We are staying in VA with two of our sons, and that means we're also staying with their better halves as well. They're not married yet, so when I say "better halves," I'm talking about their doggies.
First we have Allie, a Plott Hound/Retriever mix that my #3 son adopted from his aunt several years ago. Allie is a brindle-coated beauty, a wise old lady who would be about 84 in people years but doesn't act a day over 42. She's still got a lot of energy and spunk in her, although her face has gotten very white and her eyes are beginning to show signs of developing cataracts.
Allie is the greatest dog. In a nutshell, she is made up of PURE LOVE. To quote Josh Billings, "A dog is the only thing on earth that loves you even more than you love yourself." Yep, that's Allie. Another great--and oh-so-true--quote from an anonymous source is "May you be half the man your dog thinks you are." Allie again. That old girl makes me feel like the most important person in the world--but I really shouldn't let it go to my head, because she treats most humans exactly the same way she treats me. A great watchdog she is not, since she absolutely adores everyone on sight. As my son said, if a burglar came into the house, she would probably love him, too, and try to lick his face; and if she could talk she'd whimper,"Rub my belly and you can take anything in the house."
Allie likes to lick people. A lot. On the face. On the legs. Pretty much anywhere tasty human skin is exposed. Sometimes, she even licks my jeans. While I can't quite bring myself to let her give me dog kisses on the mouth (and the jeans licking is a bit much), I agree with the anonymous on-line sage who said, "There is no psychiatrist in the world like a puppy licking your face."
Are you beginning to wonder if I Googled "Quotes about dogs" this morning? You're right, I did. That's where I found this little nugget by James Thurber: "Dogs are obsessed with being happy." We humans could take a page out of their playbook, couldn't we? I'd like to be as happy and see things as simply as Allie does.
Son #4 rescued his German Shepherd/Lab mix Finnegan ("Finny" for short) from the animal shelter about a year and a half ago. Finny was about six months old when my son got him. He'd been mistreated and/or neglected in his first home, so he was jumpy and rather wild, and he had serious separation anxiety issues. He became instantly and furiously attached to his new master. When my son leaves the house, he whines in the most pathetic way and stares at the door until he returns. (Unless, of course, you think to distract him with treats; the trauma of separation lessens a little bit when food is involved.) Finny's love for my son is deep--painfully deep. This is Finny last night, staring at the door and anxiously awaiting the return of his master, who'd left briefly to walk his girlfriend home.
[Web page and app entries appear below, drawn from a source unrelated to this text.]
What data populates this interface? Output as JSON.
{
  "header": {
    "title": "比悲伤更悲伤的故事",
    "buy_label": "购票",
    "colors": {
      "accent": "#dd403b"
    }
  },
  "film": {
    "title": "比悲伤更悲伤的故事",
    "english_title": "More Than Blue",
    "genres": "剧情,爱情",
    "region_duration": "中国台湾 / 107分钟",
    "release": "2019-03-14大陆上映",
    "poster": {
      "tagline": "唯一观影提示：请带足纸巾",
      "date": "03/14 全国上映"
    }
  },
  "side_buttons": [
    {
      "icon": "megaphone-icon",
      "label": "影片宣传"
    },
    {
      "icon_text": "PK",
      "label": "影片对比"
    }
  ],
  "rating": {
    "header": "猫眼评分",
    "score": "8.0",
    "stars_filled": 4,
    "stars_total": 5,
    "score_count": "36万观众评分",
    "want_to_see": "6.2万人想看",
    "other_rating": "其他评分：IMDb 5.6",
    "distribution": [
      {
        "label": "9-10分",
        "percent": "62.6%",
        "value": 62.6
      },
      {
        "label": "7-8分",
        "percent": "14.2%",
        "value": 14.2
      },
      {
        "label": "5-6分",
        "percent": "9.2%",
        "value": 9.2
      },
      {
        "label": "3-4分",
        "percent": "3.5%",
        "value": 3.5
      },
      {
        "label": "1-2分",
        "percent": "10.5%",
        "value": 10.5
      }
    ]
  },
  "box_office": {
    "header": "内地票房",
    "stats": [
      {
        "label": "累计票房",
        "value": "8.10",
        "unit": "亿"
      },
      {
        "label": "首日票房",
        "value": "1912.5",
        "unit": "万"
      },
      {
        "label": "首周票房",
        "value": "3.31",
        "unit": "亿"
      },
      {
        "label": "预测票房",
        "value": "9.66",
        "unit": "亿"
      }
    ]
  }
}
Finny and Allie have regulation dog beds on the floor next to son #4's queen-sized bed, but they always vacate them and sleep in his bed with him. How he deals with the dog hair (not to mention the dog smell!) is beyond me. But he says it doesn't bother him a bit. Finny, who truly thinks he's a human, likes to get right under the covers and snuggle, and my son says I should come and see it because he's sure I'd think it was the cutest thing in the world. (I'm sure he's right, so note to self: I must remember to go take a peek at them tonight before I turn in.)
Dogs love their people so much that they can't get enough of them. "When dogs leap onto your bed, it's because they adore you. When cats leap onto your bed, it's because they adore your bed." (~Alisha Everett)
Okay, I was not planning to have this devolve into a post about how much better dogs are than cats...but get ready, because that's what's happening. I can totally relate to James Thurber, who said, "I am not a cat man, but a dog man, and all felines can tell this at a glance--a sharp, vindictive glance." Cats just don't love you the way dogs do, and don't try to convince me that they do.
Finny is a very smart dog, and he has a way of tilting his head when you talk to him so that it looks like he's seriously trying to understand what you're saying. It makes him pretty much irresistible. "A dog's head tilt," you know, "is Kryptonite to humans. We're powerless when exposed to it." That Anonymous really knows what he's talking about, doesn't he? That's a dog's secret superpower: the head tilt thing.